Nope, germ is short for "germination" and refers to the fact that wheat germ is like a wheat kernel embryo. It's just where new wheat kernels sprout and is super rich in nutrients like... oh, EVERYTHING. Nutrients such as B vitamins (folate, niacin, thiamin, and vitamin B6), Calcium, Fiber, Iron, Omega-3's, Potassium, Magnesium, Manganese, Phosphorous, Protein, Selenium, Zinc and Vitamin E. Wow.
And it's not technically a food.
Wheat germ comes in two basic varieties: raw and toasted. I use toasted for a few reasons: 1) it tastes better, 2) it's easier to find, and 3) it lasts a little longer. The toasted wheat germ has a light nutty taste to it that all but disappears from notice in things like sandwiches and salads or even in meatloaf or meat balls, and it lends a little somethin'-somethin' to oatmeal or waffles or muffins or cookies. The only real key thing is, you have to store that stuff in either the freezer or fridge so it doesn't go wonky on you.
So in addition to mixing in in with whatever breadcrumbs I might use in a recipe, such as this one, you can just add it into cookie or muffin recipes or swap out 1/2 cup of the flour in the recipe for 1/2 cup of wheat germ, for instance. I also made breakfast for the girls the other day by mashing up a banana:
And stirring in a couple tablespoons of wheat germ to get this:
It may look gross, but it was really yummy. It cuts down on the "snot factor" as I call it... Bananas, when mushed, are a little slimy and my kids aren't huge fans of the texture, but the wheat germ gives it some grit (insert manly chuckle here). I tasted it and determined it was quite tasty, so I later did the same thing for myself but smeared it on a piece of bread and smushed that on top of another piece of bread that I'd coated with peanut butter and I thought I was in heaven. Then, I tossed some mini chocolate chips into the sandwich when I realized how awesome the "banana jelly" was and essentially considered myself a genius at that point. Now, did the wheat germ make that heavenly sandwich? No. Not at all. BUT it was there and I was able to use its presence to justify eating a sandwich made with chocolate chips and not feel in the least bad about it.
Okay, so maybe to some wheat germ is a nutritional supplement. To me, however, it is probably more of a crutch.
Whatever. I'm lactating. Back off.
Anyway, so there you have it. I *heart* wheat germ.
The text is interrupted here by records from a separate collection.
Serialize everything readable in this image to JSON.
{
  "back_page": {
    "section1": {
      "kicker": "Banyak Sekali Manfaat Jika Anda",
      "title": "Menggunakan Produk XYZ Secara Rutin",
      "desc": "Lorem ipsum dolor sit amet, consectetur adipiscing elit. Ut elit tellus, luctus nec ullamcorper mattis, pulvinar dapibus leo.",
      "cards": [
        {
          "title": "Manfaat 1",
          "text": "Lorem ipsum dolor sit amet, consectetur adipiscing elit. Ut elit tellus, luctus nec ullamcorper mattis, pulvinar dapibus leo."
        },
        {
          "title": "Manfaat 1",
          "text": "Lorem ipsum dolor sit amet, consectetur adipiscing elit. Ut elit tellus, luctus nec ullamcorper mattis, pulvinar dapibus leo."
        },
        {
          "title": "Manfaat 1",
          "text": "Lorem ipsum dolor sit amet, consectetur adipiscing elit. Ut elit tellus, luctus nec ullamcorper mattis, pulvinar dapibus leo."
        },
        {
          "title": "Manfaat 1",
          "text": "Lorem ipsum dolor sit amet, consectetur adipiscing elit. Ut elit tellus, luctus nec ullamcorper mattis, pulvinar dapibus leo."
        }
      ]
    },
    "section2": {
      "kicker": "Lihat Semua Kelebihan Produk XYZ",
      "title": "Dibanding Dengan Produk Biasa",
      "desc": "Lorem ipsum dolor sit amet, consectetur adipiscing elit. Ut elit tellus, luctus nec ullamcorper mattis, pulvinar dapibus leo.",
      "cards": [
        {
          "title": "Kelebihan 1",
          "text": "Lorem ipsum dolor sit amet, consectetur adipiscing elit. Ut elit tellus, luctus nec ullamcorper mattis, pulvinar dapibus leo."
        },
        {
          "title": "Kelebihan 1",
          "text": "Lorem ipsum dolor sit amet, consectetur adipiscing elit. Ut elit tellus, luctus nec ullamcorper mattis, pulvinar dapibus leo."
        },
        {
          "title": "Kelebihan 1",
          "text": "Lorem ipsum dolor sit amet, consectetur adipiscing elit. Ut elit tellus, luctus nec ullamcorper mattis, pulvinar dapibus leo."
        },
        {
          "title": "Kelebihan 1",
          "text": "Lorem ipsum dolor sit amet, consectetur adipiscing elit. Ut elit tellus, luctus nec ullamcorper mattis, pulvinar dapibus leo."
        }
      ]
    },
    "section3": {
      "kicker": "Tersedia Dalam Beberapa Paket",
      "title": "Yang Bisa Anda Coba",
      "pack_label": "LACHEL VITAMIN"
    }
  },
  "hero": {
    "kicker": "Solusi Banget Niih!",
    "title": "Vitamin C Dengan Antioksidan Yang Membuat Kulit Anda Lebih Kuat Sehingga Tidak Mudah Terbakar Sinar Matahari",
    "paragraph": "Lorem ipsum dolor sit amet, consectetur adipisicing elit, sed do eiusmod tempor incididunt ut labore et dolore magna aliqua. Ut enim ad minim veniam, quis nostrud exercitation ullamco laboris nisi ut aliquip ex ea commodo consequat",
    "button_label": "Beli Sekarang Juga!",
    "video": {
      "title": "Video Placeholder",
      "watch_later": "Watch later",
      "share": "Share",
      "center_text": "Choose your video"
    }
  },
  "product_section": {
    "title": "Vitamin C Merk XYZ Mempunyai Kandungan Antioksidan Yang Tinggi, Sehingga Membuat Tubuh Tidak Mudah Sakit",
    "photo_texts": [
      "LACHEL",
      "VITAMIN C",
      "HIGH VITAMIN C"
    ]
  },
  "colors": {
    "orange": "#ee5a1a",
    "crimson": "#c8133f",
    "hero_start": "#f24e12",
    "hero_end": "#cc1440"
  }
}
And I make no qualms about the fact that it goes in mac 'n cheese and into my home-made pizza crusts and into the breading on my chicken nuggets and it holds my hamburgers together so if my picky kid only takes one stinking bite of something I toiled for hours to make, at least that one bite has as much goodness as I can feasibly pack into it.